Societas Raffaello Sanzio / Romeo Castellucci, Hey Girl!

Review in Issue 20-2 | Summer 2008

The opening image of Hey Girl! is mesmerising: we see a heap of flesh-coloured material on top of, and dripping off, a bare table. A dangling arm and hand suggest a human form, and through small movements a young woman emerges from the amorphous heap, shedding what seems to be a second skin.

Despite the clinical white light the eyes struggle at first to perceive a human shape, as thick clouds of haze and the fleshy tone of the second skin and dripping plastic confuse it. The extreme slowness of her gradual appearance thus challenges the audience to make sense of the changing forms in front of them. Unable to change perspective or follow the urge to touch the image to clarify our perception, Castellucci captures our attention by gradually revealing more and more of her body.
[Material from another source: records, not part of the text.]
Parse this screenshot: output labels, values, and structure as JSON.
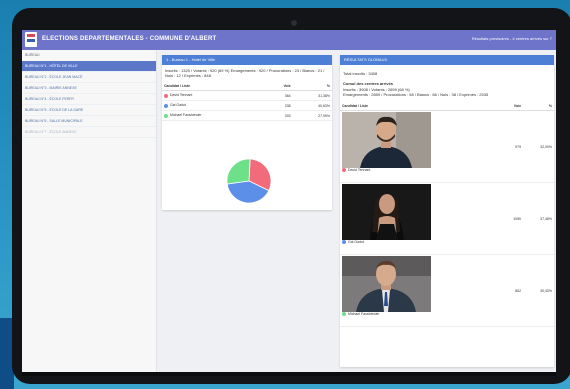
{
  "header": {
    "title": "ELECTIONS DEPARTEMENTALES - COMMUNE D'ALBERT",
    "right_text": "Résultats provisoires - 4 centres arrivés sur 7"
  },
  "sidebar": {
    "label": "BUREAU",
    "items": [
      {
        "label": "BUREAU N°1 - HÔTEL DE VILLE",
        "state": "active"
      },
      {
        "label": "BUREAU N°2 - ÉCOLE JEAN MACÉ",
        "state": "normal"
      },
      {
        "label": "BUREAU N°3 - MAIRIE ANNEXE",
        "state": "normal"
      },
      {
        "label": "BUREAU N°4 - ÉCOLE FERRY",
        "state": "normal"
      },
      {
        "label": "BUREAU N°5 - ÉCOLE DE LA GARE",
        "state": "normal"
      },
      {
        "label": "BUREAU N°6 - SALLE MUNICIPALE",
        "state": "normal"
      },
      {
        "label": "BUREAU N°7 - ÉCOLE ANNEXE",
        "state": "dim"
      }
    ]
  },
  "bureau_card": {
    "title": "1 - Bureau 1 - Hotel de Ville",
    "info": "Inscrits : 1325 / Votants : 920 (69 %) Emargements : 920 / Procurations : 23 / Blancs : 21 / Nuls : 12 / Exprimés : 848",
    "col_candidate": "Candidat / Liste",
    "col_votes": "Voix",
    "col_pct": "%",
    "rows": [
      {
        "name": "David Tennant",
        "votes": "364",
        "pct": "31,38%",
        "color": "#f26b7a"
      },
      {
        "name": "Gal Gadot",
        "votes": "338",
        "pct": "40,63%",
        "color": "#5b8fe8"
      },
      {
        "name": "Michael Fassbender",
        "votes": "303",
        "pct": "27,99%",
        "color": "#6ee08a"
      }
    ]
  },
  "chart_data": {
    "type": "pie",
    "categories": [
      "David Tennant",
      "Gal Gadot",
      "Michael Fassbender"
    ],
    "values": [
      31.38,
      40.63,
      27.99
    ],
    "colors": [
      "#f26b7a",
      "#5b8fe8",
      "#6ee08a"
    ]
  },
  "global_card": {
    "title": "RÉSULTATS GLOBAUX",
    "total": "Total inscrits : 3408",
    "subtitle": "Cumul des centres arrivés",
    "line1": "Inscrits : 3908 / Votants : 2659 (68 %)",
    "line2": "Emargements : 2659 / Procurations : 58 / Blancs : 86 / Nuls : 38 / Exprimés : 2535",
    "col_candidate": "Candidat / Liste",
    "col_votes": "Voix",
    "col_pct": "%",
    "rows": [
      {
        "name": "David Tennant",
        "votes": "979",
        "pct": "32,09%",
        "color": "#f26b7a",
        "photo": "man-beard"
      },
      {
        "name": "Gal Gadot",
        "votes": "1059",
        "pct": "37,48%",
        "color": "#5b8fe8",
        "photo": "woman-dark-hair"
      },
      {
        "name": "Michael Fassbender",
        "votes": "862",
        "pct": "30,43%",
        "color": "#6ee08a",
        "photo": "man-suit"
      }
    ]
  }
}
Sadly the expectations raised by the inventiveness and strength of this first image are not fulfilled throughout the performance. Some of the images to follow, such as the violent beating of the woman by a group of men, seen only as anonymous shadows, can be interpreted even before they are fully presented and the slow, gradual buildup with its copious use of theatrical smoke disappoints, merely revealing something utterly foreseeable.

Sitting through these rather obvious images presented at a very low pace may not be entirely pleasurable, but at regular intervals the spectator is rewarded with further visual gems – in retrospect, these strong impressions linger on… but it is not enough.

Presenting Festival
Presenting Venue
Date Seen
  1. Feb 2008

This article in the magazine

Issue 20-2
p. 30